Fine jewelry began to attract Ulli Kampelmann's attention from her earliest years. As a youngster, Ulli grew to love the look, the feel and the overall aura of well-designed and finely-crafted jewelry. As a mere six-year-old, she befriended Mr. Baumgart, the jeweler and master watch-maker who had his little store up at the corner of her street.

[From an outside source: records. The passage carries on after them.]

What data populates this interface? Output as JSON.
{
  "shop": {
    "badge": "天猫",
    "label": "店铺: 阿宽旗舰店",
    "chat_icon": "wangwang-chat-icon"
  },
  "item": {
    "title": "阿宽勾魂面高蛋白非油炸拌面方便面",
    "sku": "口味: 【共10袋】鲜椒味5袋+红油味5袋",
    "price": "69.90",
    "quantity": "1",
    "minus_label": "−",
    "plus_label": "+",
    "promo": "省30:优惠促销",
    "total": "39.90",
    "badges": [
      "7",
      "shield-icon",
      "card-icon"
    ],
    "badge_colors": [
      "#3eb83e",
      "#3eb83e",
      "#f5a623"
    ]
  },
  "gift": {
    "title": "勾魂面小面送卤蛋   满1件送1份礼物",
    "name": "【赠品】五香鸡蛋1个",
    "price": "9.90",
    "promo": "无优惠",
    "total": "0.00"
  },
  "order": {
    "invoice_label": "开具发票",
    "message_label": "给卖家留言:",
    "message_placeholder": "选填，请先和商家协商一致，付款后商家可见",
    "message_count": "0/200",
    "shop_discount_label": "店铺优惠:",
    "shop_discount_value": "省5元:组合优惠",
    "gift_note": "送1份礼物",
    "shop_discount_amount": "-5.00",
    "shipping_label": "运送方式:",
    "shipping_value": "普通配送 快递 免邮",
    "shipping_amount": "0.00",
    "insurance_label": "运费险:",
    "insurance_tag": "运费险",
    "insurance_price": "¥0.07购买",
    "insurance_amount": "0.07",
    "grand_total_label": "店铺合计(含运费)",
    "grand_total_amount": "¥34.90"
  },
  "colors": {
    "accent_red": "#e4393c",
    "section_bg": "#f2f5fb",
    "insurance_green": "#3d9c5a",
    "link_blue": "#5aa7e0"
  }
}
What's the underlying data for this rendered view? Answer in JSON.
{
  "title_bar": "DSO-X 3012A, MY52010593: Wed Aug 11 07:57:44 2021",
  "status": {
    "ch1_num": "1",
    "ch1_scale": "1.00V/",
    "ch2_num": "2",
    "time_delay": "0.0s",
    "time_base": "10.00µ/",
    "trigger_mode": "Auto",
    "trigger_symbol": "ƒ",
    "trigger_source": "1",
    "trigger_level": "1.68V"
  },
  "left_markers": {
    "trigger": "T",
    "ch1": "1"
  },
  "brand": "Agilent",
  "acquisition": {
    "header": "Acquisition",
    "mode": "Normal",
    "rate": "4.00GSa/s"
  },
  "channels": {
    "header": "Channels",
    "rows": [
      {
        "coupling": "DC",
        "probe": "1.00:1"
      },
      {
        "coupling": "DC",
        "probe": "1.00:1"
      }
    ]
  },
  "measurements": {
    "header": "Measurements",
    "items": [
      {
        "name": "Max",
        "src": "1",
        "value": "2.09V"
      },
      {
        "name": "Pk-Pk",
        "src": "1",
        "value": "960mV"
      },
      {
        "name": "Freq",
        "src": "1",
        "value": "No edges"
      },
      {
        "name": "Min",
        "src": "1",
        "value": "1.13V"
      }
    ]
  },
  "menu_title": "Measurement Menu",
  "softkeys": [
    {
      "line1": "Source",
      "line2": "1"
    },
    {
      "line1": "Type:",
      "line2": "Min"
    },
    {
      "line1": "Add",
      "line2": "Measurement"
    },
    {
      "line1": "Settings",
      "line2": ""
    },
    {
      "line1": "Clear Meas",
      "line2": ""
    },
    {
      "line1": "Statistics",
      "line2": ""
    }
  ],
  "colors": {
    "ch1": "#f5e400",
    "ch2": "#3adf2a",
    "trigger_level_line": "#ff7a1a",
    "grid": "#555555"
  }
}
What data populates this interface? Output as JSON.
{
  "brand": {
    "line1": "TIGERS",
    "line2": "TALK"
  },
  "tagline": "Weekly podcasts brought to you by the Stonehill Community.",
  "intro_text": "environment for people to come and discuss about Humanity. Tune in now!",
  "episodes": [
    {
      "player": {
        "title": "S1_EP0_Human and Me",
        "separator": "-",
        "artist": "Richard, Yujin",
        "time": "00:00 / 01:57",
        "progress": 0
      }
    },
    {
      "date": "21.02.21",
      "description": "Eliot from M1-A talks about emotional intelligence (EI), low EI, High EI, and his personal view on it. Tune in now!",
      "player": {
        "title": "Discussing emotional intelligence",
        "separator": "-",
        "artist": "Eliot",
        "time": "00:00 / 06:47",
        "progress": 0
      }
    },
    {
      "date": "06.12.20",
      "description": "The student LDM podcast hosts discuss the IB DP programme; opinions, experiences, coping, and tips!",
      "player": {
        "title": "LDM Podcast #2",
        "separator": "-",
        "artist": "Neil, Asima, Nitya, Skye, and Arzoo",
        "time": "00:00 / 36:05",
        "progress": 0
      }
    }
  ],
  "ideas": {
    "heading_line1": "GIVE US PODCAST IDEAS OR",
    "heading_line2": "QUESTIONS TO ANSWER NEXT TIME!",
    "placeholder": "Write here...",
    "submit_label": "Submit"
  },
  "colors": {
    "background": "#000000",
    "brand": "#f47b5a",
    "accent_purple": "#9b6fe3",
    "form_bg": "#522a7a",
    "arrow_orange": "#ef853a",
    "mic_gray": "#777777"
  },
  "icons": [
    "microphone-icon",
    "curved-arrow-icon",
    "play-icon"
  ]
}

Exceptional design and superb craftsmanship have been traditions in Ulli's family for many generations. The Kampelmann family appears to have originated in the Netherlands and spread into Westfallen, Germany at least four centuries ago. The family crafts included lerenbroekmaker (lederhosen maker) and master metal smithing. Ulli's mother's side of the family also comprised masters of high craftsmanship. Adolf Herman Pilz, her maternal great grandfather, a master coppersmith, founded his own factory with a handful of skilled craftsmen in Halle, Germany, the city where Ulli was eventually born. His son Otto developed his own skills in the field of metalworking and eventually surpassed his father in skill and design. Otto perfected a style of elaborate workmanship in metal, which to this day baffles the mind. (It is interesting to note that Georg Friedrich Handel, Halle's most famous hometown boy, was also the grandson of a master coppersmith) When Otto's daughter Elsa turned sixteen, she got her first job working in a jewelry and watch store in Halle. Elsa, Ulli's mother, had a fascination for the jewelry and watches that she dealt with each day and eventually passed this passion on to her daughter Ulli. Even Ulli's father, also a master smith, would fabricate intricate jewelry for Ulli. At five, Ulli would sit on a shelf overlooking her father's workbench contentedly watching him work for hours at a time. One of her favorite pastimes was to hold her father's wrist watch and see how long he would take to work a piece of metal or complete some small project. When Ulli was eight, she received her own West German wrist watch as a communion gift. Subsequently, while sitting in church she would test her ability to observe accurately the passage of time. She would note the time, turn the watch away, wait a set amount of time and then check the watch to see if her estimate of time passage was correct.
When Ulli was eleven, she learned jewelry-making from her mom. Since the Wall had gone up only two years before, materials were almost impossible to come by. The socialist government had driven most private craftsmen out of business. Therefore, Ulli resorted to bell wire as her only media with which to craft her designs. Nevertheless, as a pre-teen she earned her first income selling her self-made jewelry pieces to family and friends. Her sixth-grade teacher, Mrs. Krukow was one of Ulli's first customers with her purchase of an intricate copper necklace.
Much like her parents, Ulli was feeling the pinch against her freedom of expression imposed by the oppressive policies of the socialists. Not only had her father actively participated in the rebellion against communism that occurred on Ulli's first birthday, soon after her seventh birthday, her parents arranged to escape from East Germany but the plan failed. An acquaintance who was actually an informer for the Stasi, East Germany's secret police, guessed the Kampelmann's intentions and betrayed their plan to the authorities. Ulli and her mother successfully escaped to West Berlin but her father was captured and imprisoned for a year and a half for this "crime against the state". Ulli and her Mom dejectedly had to return home to Halle. As Ulli matured, so did her rebellious nature. She never shook the profound effect her father's imprisonment had on her. Although Ulli was fortunate to attend university and gain her master's degree in art and education, she bristled at the intellectual barriers the socialists cast in her way. Books abounded with examples of art from "artists" such as Willi Sitte and Diego Rivera, but any works by Salvadore Dali, Andy Warhol or any other "Western" artist was expressly forbidden. One Monday morning in August 1975, the director of the school where Ulli taught art received a telegram that simply stated, "Greetings from West Berlin! - Ulli Kampelmann". Ulli had beaten all odds and become one of the rare successful escapees from East Germany. Unfazed by the dramatic experience in the trunk of a friend's car, Ulli went on to continue her education in design and the visual arts in West Germany.
Soon after her arrival in Stuttgart, she began designing and creating costumes, crowns and other jewelry for the "royalty" on stage. However, she presently began to focus her artistic talents on modern art rather than design and she developed a career as a sculptor and painter. Ultimately, Ulli specialized in modern architectural flat glass art and achieved her success and fame. The German government recognized Ms. Kampelmann as the most successful female artist in the country. Now that Ulli has immigrated to the USA, she has returned her attention to her early passion for creating jewelry, specifically high-design luxury timepieces.